NT tries to stave off economic crisis

Greg Roberts

Northern Territory Chief Minister Michael Gunner has warned Territorians they will face an economic and health crisis from the coronavirus if they don't work together to protect local businesses.

Mr Gunner spoke to business leaders in Darwin on Monday to discuss how to protect the economy, ahead of releasing the NT's own stimulus on top of the $17.6 billion federal package.

Business groups were briefed on forecasts for the NT and on how best to stimulate the economy, including spending money on "screwdriver-ready projects", he said.

The Territory has been the nation's worst-performing economy over the last year, according to according to the quarterly State of the States report by CommSec.

NT deputy chief health officer Dianne Stephens said she was confident that COVID-19 was not in the Territory other than the one reported case, because of the work being done to contain it.

"Eventually we will have COVID-19 in our community, we will recover from it and we will develop herd immunity and we will go on with our lives, it will just become another disease in the background," she said.

The Gunner Government is overhauling its 2020-21 Budget in response to the coronavirus pandemic to release the stimulus package, which will add to a forecast deficit of $1.049 billion and net debt of $5.93 billion.

The coronavirus would deliver a "whack to both the revenue and expenditure side of the budget", Mr Gunner said.

"That is just going to happen but the advice from the governor of the Reserve Bank and Treasury is that now is the time to act, go hard and go early, you can not wait.

"We have got to work together and stick together ... the most important people in this fight are Territorians, we need you shopping locally, supporting local businesses, local workers, our shops need you right now.

The chief minister said the government had put a stop on all work-related interstate travel and to remote indigenous communities - which historically are more at risk from global pandemics - barring exceptional circumstances.

Fines and six-month jail terms could apply to anyone who doesn't self-isolate as required after being overseas, but Mr Gunner said he expected people to do the right thing.
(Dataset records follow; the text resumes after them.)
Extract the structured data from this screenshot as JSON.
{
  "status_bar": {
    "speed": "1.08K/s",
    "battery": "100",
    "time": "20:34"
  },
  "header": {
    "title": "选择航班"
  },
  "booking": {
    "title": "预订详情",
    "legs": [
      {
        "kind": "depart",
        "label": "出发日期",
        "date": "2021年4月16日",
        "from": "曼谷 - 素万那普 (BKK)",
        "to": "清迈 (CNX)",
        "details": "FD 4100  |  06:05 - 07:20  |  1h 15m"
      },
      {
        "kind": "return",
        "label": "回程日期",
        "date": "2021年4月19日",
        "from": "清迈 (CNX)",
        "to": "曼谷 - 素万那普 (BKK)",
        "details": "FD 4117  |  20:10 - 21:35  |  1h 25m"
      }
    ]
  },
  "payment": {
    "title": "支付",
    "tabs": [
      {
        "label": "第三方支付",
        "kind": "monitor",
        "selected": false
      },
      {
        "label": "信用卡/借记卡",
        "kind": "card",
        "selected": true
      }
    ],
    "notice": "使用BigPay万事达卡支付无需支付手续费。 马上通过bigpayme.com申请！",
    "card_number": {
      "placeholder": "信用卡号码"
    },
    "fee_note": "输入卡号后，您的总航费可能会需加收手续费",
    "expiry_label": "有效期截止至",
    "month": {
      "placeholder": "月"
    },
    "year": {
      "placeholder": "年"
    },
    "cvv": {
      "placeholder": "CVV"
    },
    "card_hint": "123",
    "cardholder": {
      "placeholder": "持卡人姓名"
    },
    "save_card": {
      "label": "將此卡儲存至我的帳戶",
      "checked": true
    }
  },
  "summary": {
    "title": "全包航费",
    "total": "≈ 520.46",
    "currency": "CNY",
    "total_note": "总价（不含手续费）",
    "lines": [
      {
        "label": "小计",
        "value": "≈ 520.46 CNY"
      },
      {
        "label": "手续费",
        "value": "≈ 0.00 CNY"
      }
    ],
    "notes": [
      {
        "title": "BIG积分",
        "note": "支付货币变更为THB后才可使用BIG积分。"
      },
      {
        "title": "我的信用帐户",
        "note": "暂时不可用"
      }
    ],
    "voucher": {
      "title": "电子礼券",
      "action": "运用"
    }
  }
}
Mass gatherings of more than 500 people will be banned, although schools and universities will stay open and Darwin's famed tourist markets including Mindil Beach will operate as they are deemed an acceptable risk.